Indeed, for John one of the great roles of the Sprit is the continued presence of God—Emmanuel—in the absence of the person of Jesus. The great Johannine scholar Raymond Brown put it this way, saying that “John presents the Paraclete ... as the personal presence of Jesus in the Christian while Jesus is with the Father” (1). This both actualised and promised indwelling is an intimate connexion that we can not escape. Jesus promises that we will come to know that “I am in the Father and you in me, and I in you.” He draws out this chain of connexion even further when he goes on to say that “he who has my commandments and keeps them”—that is to say those who are engaged in the work of love—“he it is who loves me; and he who loves me will be loved by my father, and will love him and manifest myself to him.” Indeed, as we remain constant in the work of love, we remain in relationship with Jesus who connects us to the Father, and who ensures that we are filled by the Spirit, which is the force that fills us with life.
Today, as we mark after Mass the start of Rogtiontide, it is particularly important to recognise our intimate, vital, and dynamic connection with the Godhead. The Rogation days are a time of reflection, prayer, penitence, and fasting when we particularly recognise our own relationship with creation and the Creator. In the lesson we read from the Acts of the Apostle, we hear of Saint Paul reminding the people of Athens that the God of Israel, the Father of Our Lord Jesus Christ is “the God who made the world and everything in it, being Lord of heaven and earth, ... he himself gives to all men life and breath and everything.” As we are commanded by Jesus to love each other, putting us into right relationship with him and with the Father, we are placing ourselves in relationship with the source of all that is, the fount of the Cosmos. As such, our worries about whether environmentalism is a liberal or conservative issue, a politically correct fad, or something we must enforce upon others all melt away. If we are in a relationship with the deepest source of all that is, a relationship based upon love, the genuine caring for the other for the other's sake, then caring for creation, caring about how we use the earth, how we steward the earth must become a part of our spiritual practice. We must care about creation because not only are we a part of that creation, but we have a real, active relationship with the creator.

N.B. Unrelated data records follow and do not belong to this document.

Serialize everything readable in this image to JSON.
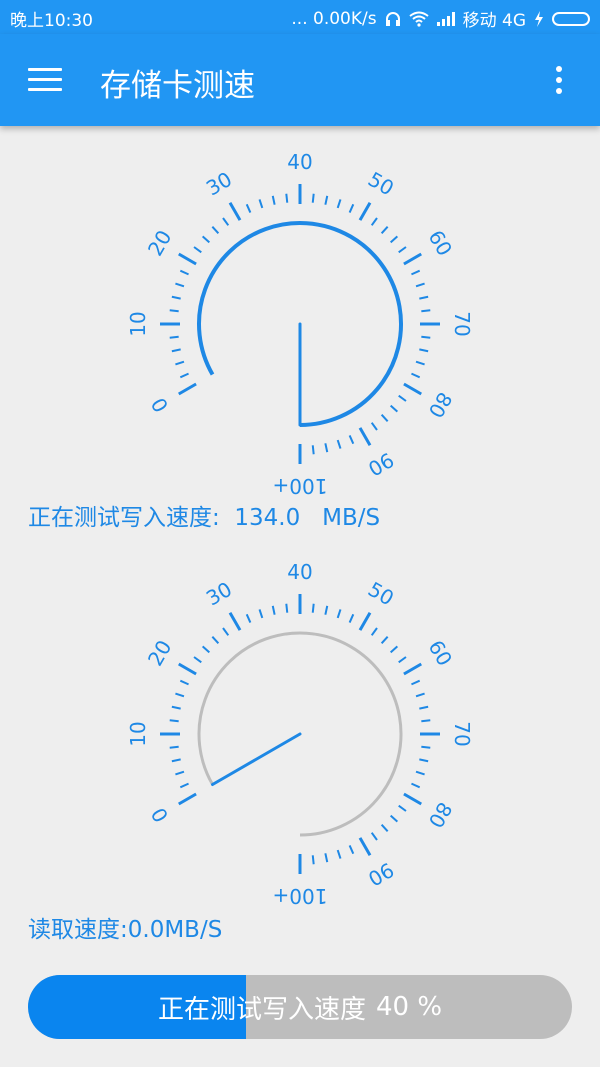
{
  "status_bar": {
    "time": "晚上10:30",
    "net_speed": "... 0.00K/s",
    "carrier": "移动 4G",
    "icons": [
      "headset-icon",
      "wifi-icon",
      "signal-icon",
      "charging-icon",
      "battery-icon"
    ]
  },
  "app_bar": {
    "title": "存储卡测速",
    "menu_icon": "hamburger-menu-icon",
    "more_icon": "more-vert-icon"
  },
  "write_gauge": {
    "scale_labels": [
      "0",
      "10",
      "20",
      "30",
      "40",
      "50",
      "60",
      "70",
      "80",
      "90",
      "100+"
    ],
    "min": 0,
    "max": 100,
    "value": 134.0,
    "arc_color": "#1e88e5",
    "needle_color": "#1e88e5"
  },
  "write_speed": {
    "label": "正在测试写入速度:",
    "value": "134.0",
    "unit": "MB/S"
  },
  "read_gauge": {
    "scale_labels": [
      "0",
      "10",
      "20",
      "30",
      "40",
      "50",
      "60",
      "70",
      "80",
      "90",
      "100+"
    ],
    "min": 0,
    "max": 100,
    "value": 0.0,
    "arc_color": "#bdbdbd",
    "needle_color": "#1e88e5"
  },
  "read_speed": {
    "text": "读取速度:0.0MB/S"
  },
  "progress": {
    "label": "正在测试写入速度",
    "percent_text": "40 %",
    "value": 0.4,
    "fill_color": "#0a85ef",
    "track_color": "#bdbdbd"
  },
  "colors": {
    "primary": "#2196f3",
    "accent": "#1e88e5",
    "background": "#eeeeee"
  }
}
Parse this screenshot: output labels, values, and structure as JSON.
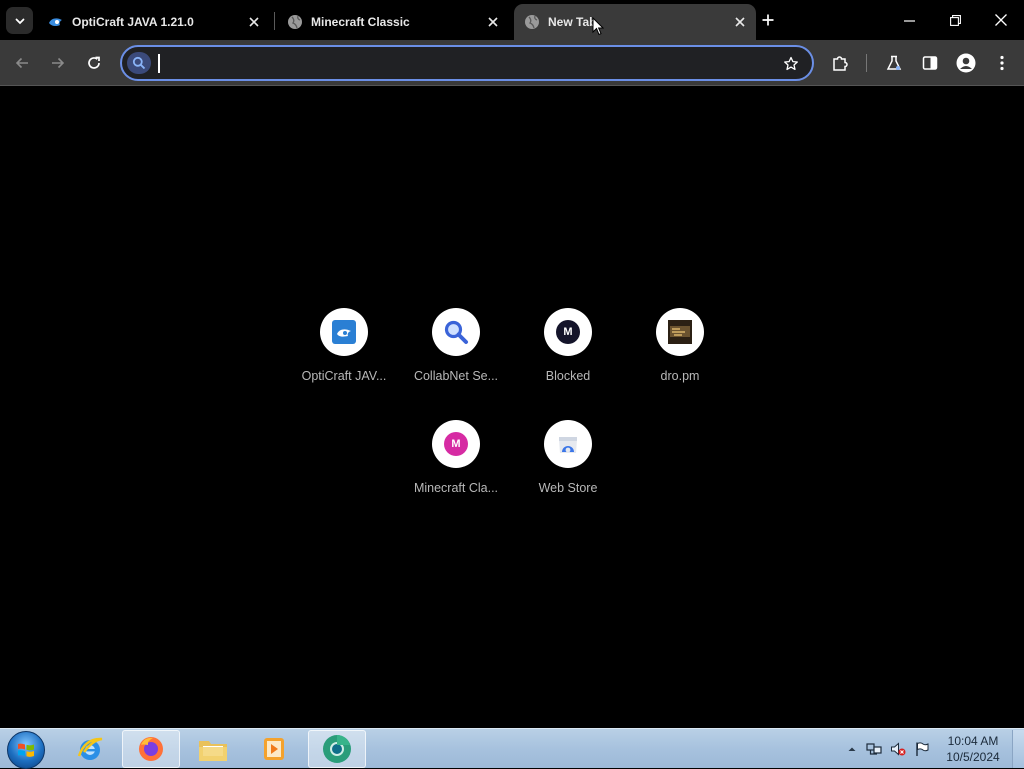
{
  "tabs": [
    {
      "title": "OptiCraft JAVA 1.21.0",
      "favicon": "opticraft-icon",
      "active": false
    },
    {
      "title": "Minecraft Classic",
      "favicon": "globe-icon",
      "active": false
    },
    {
      "title": "New Tab",
      "favicon": "globe-icon",
      "active": true
    }
  ],
  "omnibox": {
    "value": "",
    "placeholder": ""
  },
  "shortcuts": [
    {
      "label": "OptiCraft JAV...",
      "icon": "opticraft-icon"
    },
    {
      "label": "CollabNet Se...",
      "icon": "magnifier-icon"
    },
    {
      "label": "Blocked",
      "icon": "m-letter-icon",
      "letter": "M"
    },
    {
      "label": "dro.pm",
      "icon": "dro-pm-icon"
    },
    {
      "label": "Minecraft Cla...",
      "icon": "m-letter-icon",
      "letter": "M"
    },
    {
      "label": "Web Store",
      "icon": "web-store-icon"
    }
  ],
  "taskbar": {
    "apps": [
      "internet-explorer-icon",
      "firefox-icon",
      "file-explorer-icon",
      "media-player-icon",
      "chrome-icon"
    ],
    "clock": {
      "time": "10:04 AM",
      "date": "10/5/2024"
    }
  },
  "colors": {
    "accent": "#6b8fe6",
    "tab_active": "#3a3a3a",
    "toolbar": "#3a3a3a",
    "magenta": "#d62ba3",
    "blocked_dark": "#1a1a2e"
  }
}
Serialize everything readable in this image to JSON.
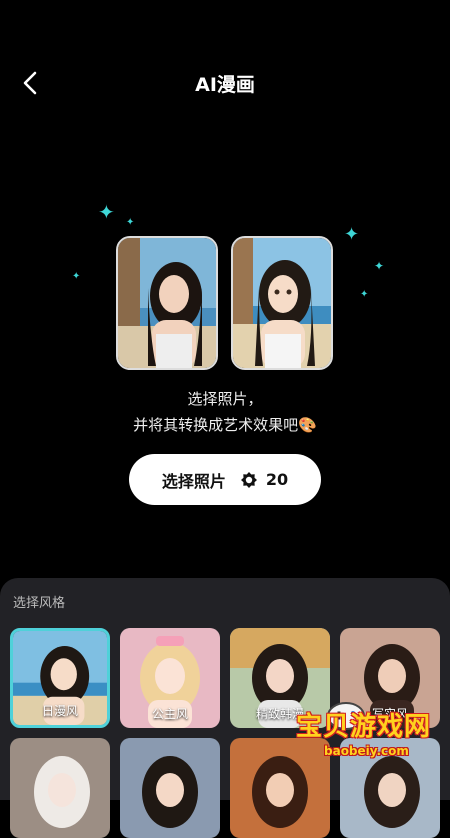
{
  "header": {
    "title": "AI漫画"
  },
  "intro": {
    "line1": "选择照片，",
    "line2": "并将其转换成艺术效果吧🎨"
  },
  "select_button": {
    "label": "选择照片",
    "cost": "20"
  },
  "styles": {
    "title": "选择风格",
    "items": [
      {
        "label": "日漫风",
        "selected": true
      },
      {
        "label": "公主风",
        "selected": false
      },
      {
        "label": "精致韩漫",
        "selected": false
      },
      {
        "label": "写实风",
        "selected": false
      },
      {
        "label": "",
        "selected": false
      },
      {
        "label": "",
        "selected": false
      },
      {
        "label": "",
        "selected": false
      },
      {
        "label": "",
        "selected": false
      }
    ]
  },
  "watermark": {
    "text": "宝贝游戏网",
    "url": "baobeiy.com"
  },
  "colors": {
    "background": "#000000",
    "accent": "#4fd1d9",
    "panel": "#222226"
  }
}
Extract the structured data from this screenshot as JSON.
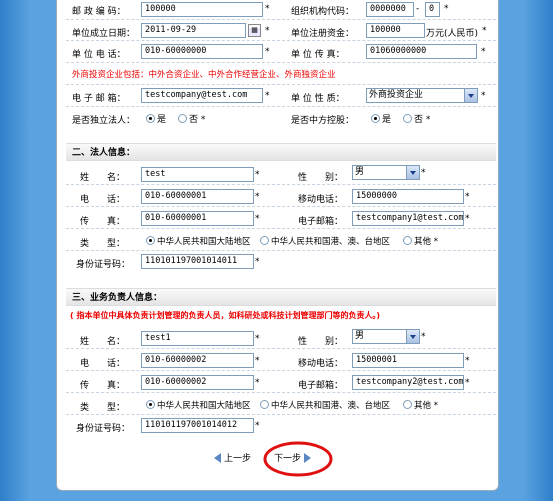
{
  "unit": {
    "postal_code_label": "邮 政 编 码：",
    "postal_code_value": "100000",
    "org_code_label": "组织机构代码：",
    "org_code_value": "0000000",
    "org_code_suffix": "0",
    "org_code_dash": "-",
    "established_label": "单位成立日期：",
    "established_value": "2011-09-29",
    "capital_label": "单位注册资金：",
    "capital_value": "100000",
    "capital_unit": "万元(人民币)",
    "phone_label": "单 位 电 话：",
    "phone_value": "010-60000000",
    "fax_label": "单 位 传 真：",
    "fax_value": "01060000000",
    "foreign_note": "外商投资企业包括：中外合资企业、中外合作经营企业、外商独资企业",
    "email_label": "电 子 邮 箱：",
    "email_value": "testcompany@test.com",
    "nature_label": "单 位 性 质：",
    "nature_value": "外商投资企业",
    "independent_label": "是否独立法人：",
    "yes": "是",
    "no": "否",
    "chinese_control_label": "是否中方控股："
  },
  "legal": {
    "section_title": "二、法人信息：",
    "name_label": "姓　　名：",
    "name_value": "test",
    "gender_label": "性　　别：",
    "gender_value": "男",
    "phone_label": "电　　话：",
    "phone_value": "010-60000001",
    "mobile_label": "移动电话：",
    "mobile_value": "15000000",
    "fax_label": "传　　真：",
    "fax_value": "010-60000001",
    "email_label": "电子邮箱：",
    "email_value": "testcompany1@test.com",
    "type_label": "类　　型：",
    "type_opt1": "中华人民共和国大陆地区",
    "type_opt2": "中华人民共和国港、澳、台地区",
    "type_opt3": "其他",
    "id_label": "身份证号码：",
    "id_value": "110101197001014011"
  },
  "business": {
    "section_title": "三、业务负责人信息：",
    "note": "( 指本单位中具体负责计划管理的负责人员，如科研处或科技计划管理部门等的负责人。)",
    "name_label": "姓　　名：",
    "name_value": "test1",
    "gender_label": "性　　别：",
    "gender_value": "男",
    "phone_label": "电　　话：",
    "phone_value": "010-60000002",
    "mobile_label": "移动电话：",
    "mobile_value": "15000001",
    "fax_label": "传　　真：",
    "fax_value": "010-60000002",
    "email_label": "电子邮箱：",
    "email_value": "testcompany2@test.com",
    "type_label": "类　　型：",
    "type_opt1": "中华人民共和国大陆地区",
    "type_opt2": "中华人民共和国港、澳、台地区",
    "type_opt3": "其他",
    "id_label": "身份证号码：",
    "id_value": "110101197001014012"
  },
  "nav": {
    "prev": "上一步",
    "next": "下一步"
  },
  "required_mark": "*",
  "colors": {
    "background": "#3e8fd2",
    "warning_red": "#e00000",
    "highlight_circle": "#e01010"
  }
}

Paul tells the Athenians that God “made from one every nation of men to live on all the face of the earth, having determined allotted periods and the boundaries of their habitation, that they should seek God, in the hope that they might feel after him and find him” We are all one people, given the earth to look after with the purpose that we might love each other and seek after the knowledge and love of God. It is in today's passage from the Gospel, therefore, that we have the assurance that Jesus believes us to be on the right path. We have from Jesus the knowledge that we are never separated from him as we experience his abiding presence through the Holy Spirit. We have, therefore, the strength and guidance we need to care for God's creation and while we can argue about the details of how this is best accomplished, we should never forget that the project is one that is at the heart of our very being, the heart of our abiding relationship with God in Christ.
Andrew Charles Blume+
New York City
28 May 2011
(1) Raymond E. Brown, The Gospel According to John, the Anchor Bible (Garden City: Doubleday, 1970), 2, 1139.
© 2011 Andrew Charles Blume